I really don’t think there is a definitive answer to this question. The only description we had at the time was that it was “souped-up” and bigger than the Enterprise. The size the miniature was built to, was determined by the camera guys as being the optimal size to shoot. As I recall NIlo did that size comparison chart, but it wasn’t necessarily followed. The issue of true scale wasn’t a consideration. Budget, ease of use, art direction and dramatic intent were what influenced the construction of the ship. The current techniques of the ILM model shop also swayed the look of the ship. If I recall correctly (it was a LONG time ago) some of the detail in the landing bay and the grid frisket patterns used on the hull were left over under-construction Death Star etched brass. Nilo Rodis and Dave Carson had done a number of designs for the ship that I had built quickie prototypes of. I did finish a bit early and Nilo told me I could take a crack at one myself. When they were presented to Nimoy he chose the one I did because I think it looked the most like the Enterprise. Although the prototype had the basic look of the final ship it was a bit frumpy. The model shop supervisor, Steve Gawley, passed the prototype over to Mike Cochrane (I think) who under Steve’s guidance did a beautiful set of blueprints. He really improved and polished the design.

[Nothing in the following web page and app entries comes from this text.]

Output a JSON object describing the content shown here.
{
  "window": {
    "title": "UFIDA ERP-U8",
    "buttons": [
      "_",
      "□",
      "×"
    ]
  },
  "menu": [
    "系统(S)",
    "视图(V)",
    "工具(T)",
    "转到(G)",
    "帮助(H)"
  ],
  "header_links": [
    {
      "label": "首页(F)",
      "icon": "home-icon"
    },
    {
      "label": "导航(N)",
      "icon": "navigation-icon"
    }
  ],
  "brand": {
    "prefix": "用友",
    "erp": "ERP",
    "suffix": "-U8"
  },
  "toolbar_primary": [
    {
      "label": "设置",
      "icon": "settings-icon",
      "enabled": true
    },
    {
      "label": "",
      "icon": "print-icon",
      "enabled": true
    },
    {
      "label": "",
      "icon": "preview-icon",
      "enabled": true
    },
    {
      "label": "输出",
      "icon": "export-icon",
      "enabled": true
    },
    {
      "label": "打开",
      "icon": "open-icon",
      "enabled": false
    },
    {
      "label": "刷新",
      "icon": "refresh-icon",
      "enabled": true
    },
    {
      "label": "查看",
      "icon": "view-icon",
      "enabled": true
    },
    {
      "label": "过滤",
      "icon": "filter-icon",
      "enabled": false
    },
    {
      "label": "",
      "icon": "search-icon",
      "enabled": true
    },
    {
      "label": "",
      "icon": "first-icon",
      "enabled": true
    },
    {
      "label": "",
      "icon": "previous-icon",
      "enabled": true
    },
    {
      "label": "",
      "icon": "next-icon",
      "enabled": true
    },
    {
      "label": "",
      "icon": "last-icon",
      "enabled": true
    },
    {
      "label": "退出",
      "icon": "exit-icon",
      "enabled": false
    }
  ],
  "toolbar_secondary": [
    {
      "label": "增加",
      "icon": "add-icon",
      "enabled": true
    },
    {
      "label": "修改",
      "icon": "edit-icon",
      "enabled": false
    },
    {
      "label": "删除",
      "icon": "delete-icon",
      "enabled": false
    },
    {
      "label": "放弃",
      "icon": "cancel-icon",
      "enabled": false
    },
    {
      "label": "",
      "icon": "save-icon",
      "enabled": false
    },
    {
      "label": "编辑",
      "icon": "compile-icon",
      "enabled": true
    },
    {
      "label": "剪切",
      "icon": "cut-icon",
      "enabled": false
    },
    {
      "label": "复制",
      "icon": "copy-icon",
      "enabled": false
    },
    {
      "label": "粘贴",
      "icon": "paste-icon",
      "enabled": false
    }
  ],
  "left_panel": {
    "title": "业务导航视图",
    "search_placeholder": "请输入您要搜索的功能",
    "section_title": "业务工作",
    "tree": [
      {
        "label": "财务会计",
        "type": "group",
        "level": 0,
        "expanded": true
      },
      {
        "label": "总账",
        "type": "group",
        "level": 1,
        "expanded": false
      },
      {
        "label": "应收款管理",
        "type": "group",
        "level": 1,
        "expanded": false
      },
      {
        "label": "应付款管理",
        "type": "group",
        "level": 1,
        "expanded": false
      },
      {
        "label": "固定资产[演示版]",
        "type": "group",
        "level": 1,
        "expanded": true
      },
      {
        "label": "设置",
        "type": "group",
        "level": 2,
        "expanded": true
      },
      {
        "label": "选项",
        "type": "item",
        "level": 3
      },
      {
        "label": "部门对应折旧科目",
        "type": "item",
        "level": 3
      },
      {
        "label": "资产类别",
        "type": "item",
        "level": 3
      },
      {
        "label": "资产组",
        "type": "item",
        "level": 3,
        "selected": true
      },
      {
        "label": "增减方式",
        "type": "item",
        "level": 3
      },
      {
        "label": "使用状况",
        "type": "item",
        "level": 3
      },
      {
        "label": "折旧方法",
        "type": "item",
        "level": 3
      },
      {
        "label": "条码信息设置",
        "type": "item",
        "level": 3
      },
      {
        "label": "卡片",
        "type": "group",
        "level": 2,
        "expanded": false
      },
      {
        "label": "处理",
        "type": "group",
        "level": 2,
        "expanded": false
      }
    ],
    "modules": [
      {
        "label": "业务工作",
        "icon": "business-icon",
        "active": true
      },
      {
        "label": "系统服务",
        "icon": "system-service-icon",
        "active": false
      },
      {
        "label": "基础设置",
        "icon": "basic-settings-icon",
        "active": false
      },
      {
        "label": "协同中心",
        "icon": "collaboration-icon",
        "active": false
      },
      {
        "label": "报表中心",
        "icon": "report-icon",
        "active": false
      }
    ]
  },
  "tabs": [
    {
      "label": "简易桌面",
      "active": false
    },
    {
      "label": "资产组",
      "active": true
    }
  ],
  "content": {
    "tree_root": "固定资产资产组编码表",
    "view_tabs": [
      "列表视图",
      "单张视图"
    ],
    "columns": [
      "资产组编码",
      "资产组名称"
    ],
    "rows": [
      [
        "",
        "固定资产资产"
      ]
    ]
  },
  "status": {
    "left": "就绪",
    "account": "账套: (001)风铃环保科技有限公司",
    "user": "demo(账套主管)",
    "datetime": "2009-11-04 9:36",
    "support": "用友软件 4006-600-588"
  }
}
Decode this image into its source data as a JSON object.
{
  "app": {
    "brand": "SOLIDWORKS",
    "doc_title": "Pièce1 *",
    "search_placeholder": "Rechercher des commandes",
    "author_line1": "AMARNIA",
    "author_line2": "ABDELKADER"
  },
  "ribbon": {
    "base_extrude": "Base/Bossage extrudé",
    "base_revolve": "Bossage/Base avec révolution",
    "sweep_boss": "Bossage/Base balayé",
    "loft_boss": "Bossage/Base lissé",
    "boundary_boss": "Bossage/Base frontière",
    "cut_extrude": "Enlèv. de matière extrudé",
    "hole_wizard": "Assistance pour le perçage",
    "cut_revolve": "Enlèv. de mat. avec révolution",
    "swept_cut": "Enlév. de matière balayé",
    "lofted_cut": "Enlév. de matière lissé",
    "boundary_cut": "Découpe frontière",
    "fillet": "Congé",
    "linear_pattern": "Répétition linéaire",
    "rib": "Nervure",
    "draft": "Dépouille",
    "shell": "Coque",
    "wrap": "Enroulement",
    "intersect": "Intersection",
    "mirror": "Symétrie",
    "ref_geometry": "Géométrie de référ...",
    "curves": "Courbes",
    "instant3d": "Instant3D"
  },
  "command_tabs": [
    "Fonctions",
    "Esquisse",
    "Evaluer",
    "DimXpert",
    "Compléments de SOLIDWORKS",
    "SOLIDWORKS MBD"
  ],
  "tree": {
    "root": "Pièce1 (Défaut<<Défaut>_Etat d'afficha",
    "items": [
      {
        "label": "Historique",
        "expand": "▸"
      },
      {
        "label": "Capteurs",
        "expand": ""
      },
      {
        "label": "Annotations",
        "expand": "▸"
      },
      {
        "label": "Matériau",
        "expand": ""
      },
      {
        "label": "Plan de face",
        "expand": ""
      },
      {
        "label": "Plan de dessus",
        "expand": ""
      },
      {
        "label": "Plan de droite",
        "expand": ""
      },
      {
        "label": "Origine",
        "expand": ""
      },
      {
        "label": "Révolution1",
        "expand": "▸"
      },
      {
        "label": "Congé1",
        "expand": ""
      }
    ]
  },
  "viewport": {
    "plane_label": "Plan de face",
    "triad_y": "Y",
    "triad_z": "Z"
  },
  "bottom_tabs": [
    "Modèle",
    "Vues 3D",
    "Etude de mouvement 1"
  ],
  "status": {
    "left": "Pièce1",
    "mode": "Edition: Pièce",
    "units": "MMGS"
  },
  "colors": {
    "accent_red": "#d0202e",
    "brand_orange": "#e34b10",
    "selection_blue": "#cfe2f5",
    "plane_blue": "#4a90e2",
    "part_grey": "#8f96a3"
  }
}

The model was built directly from those drawings.
Someone mentioned the size of the spacedock doors and how the Excelsior could never fit through them. It’s funny how we never even considered that! The Enterprise was scaled to the doors to make it a dramatic exit. That space dock interior was really a piece of crap. I came up with the idea of doing artwork and large size prints to use as wallpaper for the interior detailing and that stuff was always peeling off. Another funny memory of that set was that it was like a giant “whisper dish” like you would experience at a science museum. If you were on one side talking your voice would be super loud on the other. We farted a lot on that set to much hilarity!
Many years later the Excelsior came back to ILM to be re-fitted as the Enterprise B. The upper part of the primary hull and the lower part of the secondary hull were completely replaced. Those piece of the ship were changed enough that replacement was easier that retrofitting. Also, the fiberglass of both of those sections was starting to buckle. In case you are wondering, the original hull pieces do still exist. ☺ I’m sorry I couldn’t be of more help. From the comments I have read here you all know a lot more about this issue than I do. Cheers.